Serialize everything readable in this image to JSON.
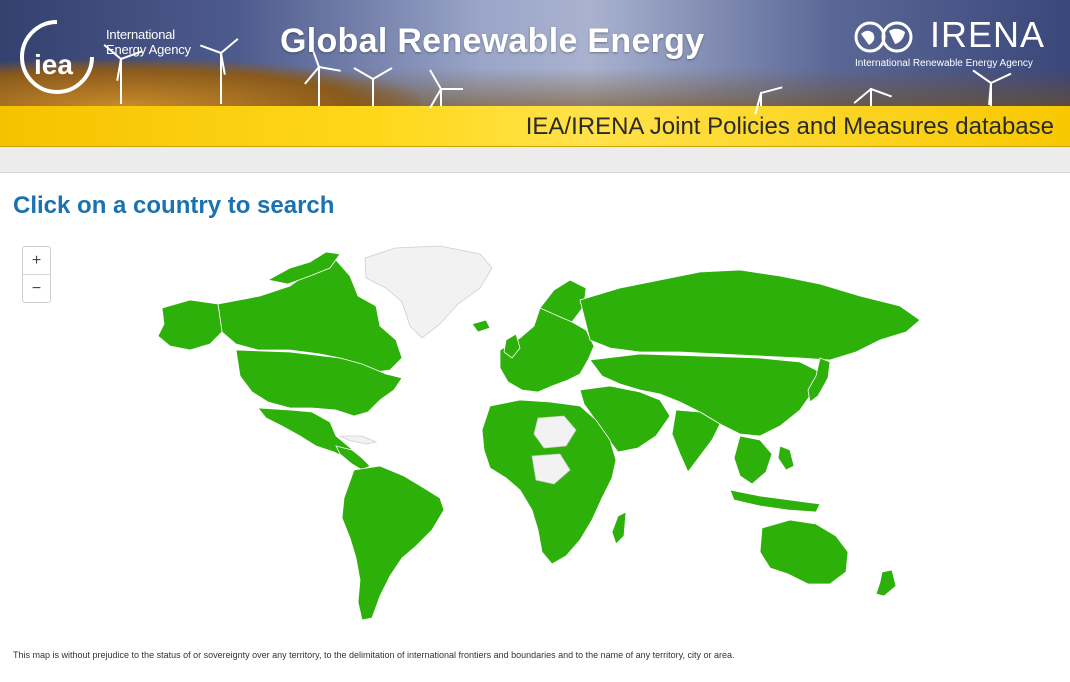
{
  "banner": {
    "iea_logo_text": "iea",
    "iea_org_line1": "International",
    "iea_org_line2": "Energy Agency",
    "title": "Global Renewable Energy",
    "irena_name": "IRENA",
    "irena_full_name": "International Renewable Energy Agency",
    "subtitle": "IEA/IRENA Joint Policies and Measures database"
  },
  "main": {
    "heading": "Click on a country to search"
  },
  "map_controls": {
    "zoom_in_label": "+",
    "zoom_out_label": "−"
  },
  "map": {
    "colors": {
      "covered_country": "#2eb00b",
      "not_covered_country": "#f2f2f2",
      "border": "#ffffff",
      "background": "#ffffff"
    }
  },
  "footer": {
    "disclaimer": "This map is without prejudice to the status of or sovereignty over any territory, to the delimitation of international frontiers and boundaries and to the name of any territory, city or area."
  },
  "colors": {
    "heading_blue": "#1a72b0",
    "banner_yellow": "#ffd81a"
  }
}
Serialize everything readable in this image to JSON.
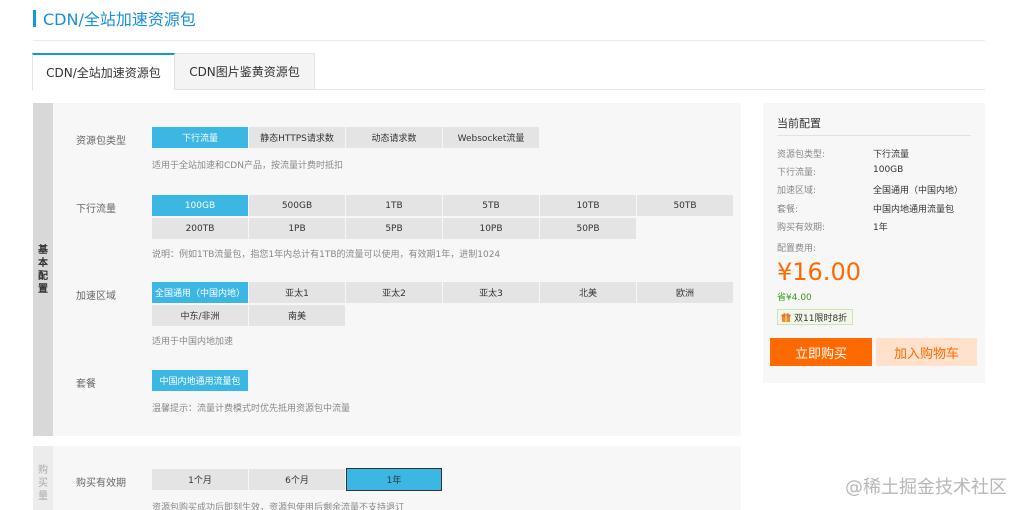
{
  "page": {
    "title": "CDN/全站加速资源包"
  },
  "tabs": [
    {
      "label": "CDN/全站加速资源包"
    },
    {
      "label": "CDN图片鉴黄资源包"
    }
  ],
  "basic": {
    "side_label": [
      "基",
      "本",
      "配",
      "置"
    ],
    "package_type": {
      "label": "资源包类型",
      "options": [
        "下行流量",
        "静态HTTPS请求数",
        "动态请求数",
        "Websocket流量"
      ],
      "selected": "下行流量",
      "hint": "适用于全站加速和CDN产品，按流量计费时抵扣"
    },
    "downstream": {
      "label": "下行流量",
      "options": [
        "100GB",
        "500GB",
        "1TB",
        "5TB",
        "10TB",
        "50TB",
        "200TB",
        "1PB",
        "5PB",
        "10PB",
        "50PB"
      ],
      "selected": "100GB",
      "hint": "说明：例如1TB流量包，指您1年内总计有1TB的流量可以使用，有效期1年，进制1024"
    },
    "region": {
      "label": "加速区域",
      "options": [
        "全国通用（中国内地）",
        "亚太1",
        "亚太2",
        "亚太3",
        "北美",
        "欧洲",
        "中东/非洲",
        "南美"
      ],
      "selected": "全国通用（中国内地）",
      "hint": "适用于中国内地加速"
    },
    "bundle": {
      "label": "套餐",
      "options": [
        "中国内地通用流量包"
      ],
      "selected": "中国内地通用流量包",
      "hint": "温馨提示：流量计费模式时优先抵用资源包中流量"
    }
  },
  "purchase": {
    "side_label": [
      "购",
      "买",
      "量"
    ],
    "validity": {
      "label": "购买有效期",
      "options": [
        "1个月",
        "6个月",
        "1年"
      ],
      "selected": "1年",
      "hint": "资源包购买成功后即刻生效，资源包使用后剩余流量不支持退订"
    }
  },
  "config": {
    "title": "当前配置",
    "rows": [
      {
        "key": "资源包类型:",
        "value": "下行流量"
      },
      {
        "key": "下行流量:",
        "value": "100GB"
      },
      {
        "key": "加速区域:",
        "value": "全国通用（中国内地）"
      },
      {
        "key": "套餐:",
        "value": "中国内地通用流量包"
      },
      {
        "key": "购买有效期:",
        "value": "1年"
      }
    ],
    "fee_label": "配置费用:",
    "price": "¥16.00",
    "saving": "省¥4.00",
    "promo": "双11限时8折",
    "buy_now": "立即购买",
    "add_cart": "加入购物车"
  },
  "watermark": "@稀土掘金技术社区",
  "colors": {
    "accent": "#3cb7e3",
    "brand_blue": "#0e9bd8",
    "orange": "#ff6a00",
    "green": "#3a9a1a"
  }
}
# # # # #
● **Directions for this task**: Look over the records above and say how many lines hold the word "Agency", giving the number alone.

● **Your solution**: 2